Regularities seen in the calls of frogs can be used to improve radio communications systems, according to the findings of a Japanese scientific team led by Ikkyu Aihara, an assistant professor at the University of Tsukuba.
The findings were published in the British science journal Royal Society Open Science issued Wednesday. The mechanism of the behaviour is expected to help avoid so-called packet collisions, a data communication failure in smartphones and other devices, and could eventually contribute to energy savings.
Packet collisions occur when multiple devices simultaneously emit radio waves that interfere with each other, preventing the sending and receiving of data. The reduction of such collisions is key to improving telecommunication technology.

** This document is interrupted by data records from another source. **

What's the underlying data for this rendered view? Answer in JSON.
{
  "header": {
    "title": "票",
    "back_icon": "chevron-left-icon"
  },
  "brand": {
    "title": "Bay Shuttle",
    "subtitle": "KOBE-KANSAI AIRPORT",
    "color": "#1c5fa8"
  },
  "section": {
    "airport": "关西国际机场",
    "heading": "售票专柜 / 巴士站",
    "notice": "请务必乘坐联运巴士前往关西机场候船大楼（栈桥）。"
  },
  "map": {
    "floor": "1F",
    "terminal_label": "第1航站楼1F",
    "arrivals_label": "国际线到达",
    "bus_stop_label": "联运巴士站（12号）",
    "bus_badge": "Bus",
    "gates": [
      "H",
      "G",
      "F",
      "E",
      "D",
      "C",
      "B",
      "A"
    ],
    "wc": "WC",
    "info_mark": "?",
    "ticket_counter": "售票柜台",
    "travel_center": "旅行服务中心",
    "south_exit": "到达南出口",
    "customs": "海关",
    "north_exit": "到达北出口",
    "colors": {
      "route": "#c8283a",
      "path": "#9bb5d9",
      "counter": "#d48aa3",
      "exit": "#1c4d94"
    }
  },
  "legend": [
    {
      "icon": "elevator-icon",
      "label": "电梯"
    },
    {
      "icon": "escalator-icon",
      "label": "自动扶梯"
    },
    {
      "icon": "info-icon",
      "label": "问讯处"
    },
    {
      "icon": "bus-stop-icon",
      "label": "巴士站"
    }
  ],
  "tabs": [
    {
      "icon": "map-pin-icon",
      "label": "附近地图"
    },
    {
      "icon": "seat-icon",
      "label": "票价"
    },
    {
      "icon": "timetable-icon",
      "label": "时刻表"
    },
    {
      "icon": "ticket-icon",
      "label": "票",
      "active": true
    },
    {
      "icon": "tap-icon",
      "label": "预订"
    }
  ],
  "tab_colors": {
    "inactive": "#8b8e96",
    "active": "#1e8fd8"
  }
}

According to the team's announcement, the scientists recorded and analysed the sounds of three Japanese tree frogs. They found that a group of frogs delays, or "trolls," the timing of their calls so as not to interfere with each other, and the group overall regularly switches between calling together and resting together.